55th Anniversary Commemoration: 1963 Birmingham Church Bombing and the Historic Children's March
September 13, 2018
DETROIT, MI- The Charles H. Wright Museum of African American History marked the 55th anniversary of the horrific church bombing that claimed the lives of four little African American girls and energized the civil rights movement, on September 8th. Dale Rich realized that many people didn't know that there were five young girls that fell victim to the blast. The surviving young girl was Sarah Collins Rudolph. It is widely thought that the church bombing was a retaliation for the Birmingham Children's March, which took place five months earlier. Sarah Collins Rudolph was scheduled to be in attendance, but was to ill to make the event.

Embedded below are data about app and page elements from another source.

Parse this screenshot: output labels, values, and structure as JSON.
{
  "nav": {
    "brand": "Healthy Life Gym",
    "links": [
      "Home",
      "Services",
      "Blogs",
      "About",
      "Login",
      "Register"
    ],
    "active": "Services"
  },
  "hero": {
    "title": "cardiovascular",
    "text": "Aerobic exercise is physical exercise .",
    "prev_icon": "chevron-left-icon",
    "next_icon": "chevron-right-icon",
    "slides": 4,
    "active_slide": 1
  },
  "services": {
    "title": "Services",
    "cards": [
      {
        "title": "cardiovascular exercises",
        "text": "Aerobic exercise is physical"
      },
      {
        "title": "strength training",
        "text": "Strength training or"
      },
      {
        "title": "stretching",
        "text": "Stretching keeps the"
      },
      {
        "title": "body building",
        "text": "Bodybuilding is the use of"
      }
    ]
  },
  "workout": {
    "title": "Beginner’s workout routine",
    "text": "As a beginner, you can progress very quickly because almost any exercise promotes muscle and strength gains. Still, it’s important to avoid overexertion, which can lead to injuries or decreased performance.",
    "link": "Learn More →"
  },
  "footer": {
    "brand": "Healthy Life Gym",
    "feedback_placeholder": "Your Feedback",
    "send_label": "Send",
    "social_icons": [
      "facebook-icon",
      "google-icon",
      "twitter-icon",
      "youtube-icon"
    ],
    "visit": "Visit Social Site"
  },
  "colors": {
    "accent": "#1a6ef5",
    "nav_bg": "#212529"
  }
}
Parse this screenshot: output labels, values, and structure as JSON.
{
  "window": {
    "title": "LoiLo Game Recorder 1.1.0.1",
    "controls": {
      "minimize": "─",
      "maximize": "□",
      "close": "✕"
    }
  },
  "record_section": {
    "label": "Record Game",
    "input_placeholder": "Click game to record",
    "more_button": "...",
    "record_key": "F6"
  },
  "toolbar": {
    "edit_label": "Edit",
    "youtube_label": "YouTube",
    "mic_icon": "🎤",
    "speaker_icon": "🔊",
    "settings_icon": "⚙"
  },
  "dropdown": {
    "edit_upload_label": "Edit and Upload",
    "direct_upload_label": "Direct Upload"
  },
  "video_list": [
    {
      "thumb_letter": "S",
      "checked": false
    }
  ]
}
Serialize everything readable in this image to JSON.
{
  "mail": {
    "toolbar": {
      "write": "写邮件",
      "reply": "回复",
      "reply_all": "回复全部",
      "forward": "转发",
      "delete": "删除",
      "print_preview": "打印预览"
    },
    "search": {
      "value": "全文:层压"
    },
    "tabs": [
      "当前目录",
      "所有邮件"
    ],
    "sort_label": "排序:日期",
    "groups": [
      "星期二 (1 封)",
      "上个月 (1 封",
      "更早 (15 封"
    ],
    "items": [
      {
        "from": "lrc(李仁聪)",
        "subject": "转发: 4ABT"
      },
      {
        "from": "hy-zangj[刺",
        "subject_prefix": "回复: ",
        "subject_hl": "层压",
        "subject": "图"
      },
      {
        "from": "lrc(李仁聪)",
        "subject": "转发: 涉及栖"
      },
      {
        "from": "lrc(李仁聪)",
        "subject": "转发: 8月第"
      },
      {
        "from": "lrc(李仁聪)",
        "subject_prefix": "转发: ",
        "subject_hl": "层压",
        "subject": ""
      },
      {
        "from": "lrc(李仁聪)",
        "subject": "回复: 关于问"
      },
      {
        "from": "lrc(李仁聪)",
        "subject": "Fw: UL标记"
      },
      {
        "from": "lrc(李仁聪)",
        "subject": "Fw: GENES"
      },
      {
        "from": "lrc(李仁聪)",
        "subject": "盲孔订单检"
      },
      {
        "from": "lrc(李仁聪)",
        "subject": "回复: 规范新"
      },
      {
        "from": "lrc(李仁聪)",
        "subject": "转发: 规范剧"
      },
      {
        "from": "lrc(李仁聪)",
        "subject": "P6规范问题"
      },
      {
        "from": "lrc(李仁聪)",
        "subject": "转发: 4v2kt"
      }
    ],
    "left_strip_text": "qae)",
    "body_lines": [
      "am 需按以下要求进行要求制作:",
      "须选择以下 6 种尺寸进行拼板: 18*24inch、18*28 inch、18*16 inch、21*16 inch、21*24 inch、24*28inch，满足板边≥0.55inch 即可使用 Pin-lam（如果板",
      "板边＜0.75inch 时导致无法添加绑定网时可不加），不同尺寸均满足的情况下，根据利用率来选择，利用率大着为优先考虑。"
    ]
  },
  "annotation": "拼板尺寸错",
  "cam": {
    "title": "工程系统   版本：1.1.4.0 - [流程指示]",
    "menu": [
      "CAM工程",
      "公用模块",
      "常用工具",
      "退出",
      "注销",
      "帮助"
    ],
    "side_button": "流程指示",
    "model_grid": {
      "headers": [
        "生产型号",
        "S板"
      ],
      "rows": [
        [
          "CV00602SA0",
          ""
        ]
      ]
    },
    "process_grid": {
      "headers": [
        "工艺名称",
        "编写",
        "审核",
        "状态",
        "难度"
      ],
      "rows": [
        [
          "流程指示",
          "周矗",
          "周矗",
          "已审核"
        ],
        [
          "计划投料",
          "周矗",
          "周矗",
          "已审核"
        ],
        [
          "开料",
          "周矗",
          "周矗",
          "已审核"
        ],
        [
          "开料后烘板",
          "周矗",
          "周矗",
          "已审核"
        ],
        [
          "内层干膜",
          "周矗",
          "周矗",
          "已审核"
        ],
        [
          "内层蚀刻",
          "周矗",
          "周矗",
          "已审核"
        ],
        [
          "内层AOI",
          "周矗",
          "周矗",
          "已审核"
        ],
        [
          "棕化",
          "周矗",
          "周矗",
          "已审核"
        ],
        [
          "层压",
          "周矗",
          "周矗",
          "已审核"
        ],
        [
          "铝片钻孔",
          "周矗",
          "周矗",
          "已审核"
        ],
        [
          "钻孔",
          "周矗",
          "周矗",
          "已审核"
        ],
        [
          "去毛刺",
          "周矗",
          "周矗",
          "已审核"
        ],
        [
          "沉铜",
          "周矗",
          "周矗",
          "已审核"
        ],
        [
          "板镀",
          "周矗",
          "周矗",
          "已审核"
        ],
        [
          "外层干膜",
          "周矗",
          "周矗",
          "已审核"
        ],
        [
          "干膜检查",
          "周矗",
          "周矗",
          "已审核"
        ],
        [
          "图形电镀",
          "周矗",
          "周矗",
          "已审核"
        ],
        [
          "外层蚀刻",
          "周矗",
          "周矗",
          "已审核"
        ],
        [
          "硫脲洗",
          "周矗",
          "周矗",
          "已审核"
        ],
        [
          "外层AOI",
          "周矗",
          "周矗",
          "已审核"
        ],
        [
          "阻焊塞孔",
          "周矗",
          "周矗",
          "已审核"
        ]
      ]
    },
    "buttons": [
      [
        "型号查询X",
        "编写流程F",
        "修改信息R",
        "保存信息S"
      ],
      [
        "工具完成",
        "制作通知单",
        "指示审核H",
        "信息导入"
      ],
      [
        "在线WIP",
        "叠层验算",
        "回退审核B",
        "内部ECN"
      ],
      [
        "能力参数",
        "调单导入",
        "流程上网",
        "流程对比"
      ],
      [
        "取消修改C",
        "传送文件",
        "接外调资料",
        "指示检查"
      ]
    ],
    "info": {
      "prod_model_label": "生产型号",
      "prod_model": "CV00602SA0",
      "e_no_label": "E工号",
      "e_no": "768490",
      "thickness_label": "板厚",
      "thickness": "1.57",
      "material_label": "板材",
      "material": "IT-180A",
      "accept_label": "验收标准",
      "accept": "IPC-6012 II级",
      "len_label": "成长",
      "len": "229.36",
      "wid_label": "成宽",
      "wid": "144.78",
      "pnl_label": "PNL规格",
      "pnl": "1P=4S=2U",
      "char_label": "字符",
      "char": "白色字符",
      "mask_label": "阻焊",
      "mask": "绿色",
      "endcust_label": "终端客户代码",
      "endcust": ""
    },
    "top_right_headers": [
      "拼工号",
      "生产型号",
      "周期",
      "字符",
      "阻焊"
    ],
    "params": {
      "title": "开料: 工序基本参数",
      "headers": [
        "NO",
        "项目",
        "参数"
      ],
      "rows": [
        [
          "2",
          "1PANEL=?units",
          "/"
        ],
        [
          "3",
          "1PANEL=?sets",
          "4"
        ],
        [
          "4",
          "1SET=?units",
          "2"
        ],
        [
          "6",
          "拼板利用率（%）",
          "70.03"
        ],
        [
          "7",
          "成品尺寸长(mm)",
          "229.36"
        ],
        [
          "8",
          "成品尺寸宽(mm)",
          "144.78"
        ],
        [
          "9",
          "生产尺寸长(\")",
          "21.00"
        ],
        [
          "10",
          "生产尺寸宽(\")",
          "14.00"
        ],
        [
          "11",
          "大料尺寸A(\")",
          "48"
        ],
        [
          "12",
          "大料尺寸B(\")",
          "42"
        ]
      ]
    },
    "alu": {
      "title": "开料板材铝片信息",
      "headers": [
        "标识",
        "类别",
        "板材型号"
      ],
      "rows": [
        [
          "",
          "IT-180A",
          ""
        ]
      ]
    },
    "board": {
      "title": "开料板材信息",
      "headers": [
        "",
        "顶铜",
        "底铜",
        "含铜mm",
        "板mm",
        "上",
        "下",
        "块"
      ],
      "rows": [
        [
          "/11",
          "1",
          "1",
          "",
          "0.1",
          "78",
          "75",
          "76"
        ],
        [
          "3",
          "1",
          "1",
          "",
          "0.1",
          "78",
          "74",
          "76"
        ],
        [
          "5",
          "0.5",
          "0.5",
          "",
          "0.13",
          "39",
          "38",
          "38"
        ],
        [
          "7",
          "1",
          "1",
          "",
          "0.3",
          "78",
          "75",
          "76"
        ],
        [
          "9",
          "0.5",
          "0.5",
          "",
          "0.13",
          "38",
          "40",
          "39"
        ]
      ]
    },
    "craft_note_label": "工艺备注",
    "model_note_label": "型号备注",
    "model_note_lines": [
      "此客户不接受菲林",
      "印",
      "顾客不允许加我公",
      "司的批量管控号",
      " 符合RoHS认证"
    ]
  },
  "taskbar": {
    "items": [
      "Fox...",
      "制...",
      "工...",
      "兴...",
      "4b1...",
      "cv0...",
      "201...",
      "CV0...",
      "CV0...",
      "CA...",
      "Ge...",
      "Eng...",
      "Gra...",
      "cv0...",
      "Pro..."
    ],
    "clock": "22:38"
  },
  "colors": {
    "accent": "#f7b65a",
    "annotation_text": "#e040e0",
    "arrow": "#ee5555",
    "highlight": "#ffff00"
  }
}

Featured during the event was Detroit resident Mamie King-Chalmers, a Birmingham native and veteran of the historic Children's March of 1963 in which thousands of youths were willingly arrested in order to force Birmingham, at the time America's most virulently racist city.. During the program Mamie shared her experiences as a young lady and how she was determined to participate in the March at whatever cost. King-Chalmers had recruited people in her neighborhood to participate in the Children's March and consequently was targeted by police for her leadership, determination and courage. In addition to being hosed, she spent five days in jail under horrible conditions, and was chased by dogs and beaten.
The discussion was moderated by Dr. Gloria Aneb House, professor emerita of Humanities and African-American Studies at the University of Michigan-Dearborn, and associate professor emerita of Interdisciplinary Studies at Wayne State University. Dr. House was a field secretary in the 1960's in Alabama for the Student Nonviolent Coordinating Committee (SNCC).
A slideshow titled "The Struggle Continues" was presented by Dale Rich, noted genealogist, photojournalist and black military researcher. The attendees also had the pleasure of hearing nine-year-old Alison Felder recite Martin Luther King's speech, "How Long, Not Long," and "A Birmingham Ballad" by Dudley Randall.
Before the discussion, the attendees watched the video of the Children's March in Birmingham 1963 to set the stage for the discussion. Thousands of children participated in weeks of peaceful protest however they were put in jail, spayed with water hoses and bit by dogs. In the end, President Johnson signed the Civil Rights Acts of 1964 and segregation was no more.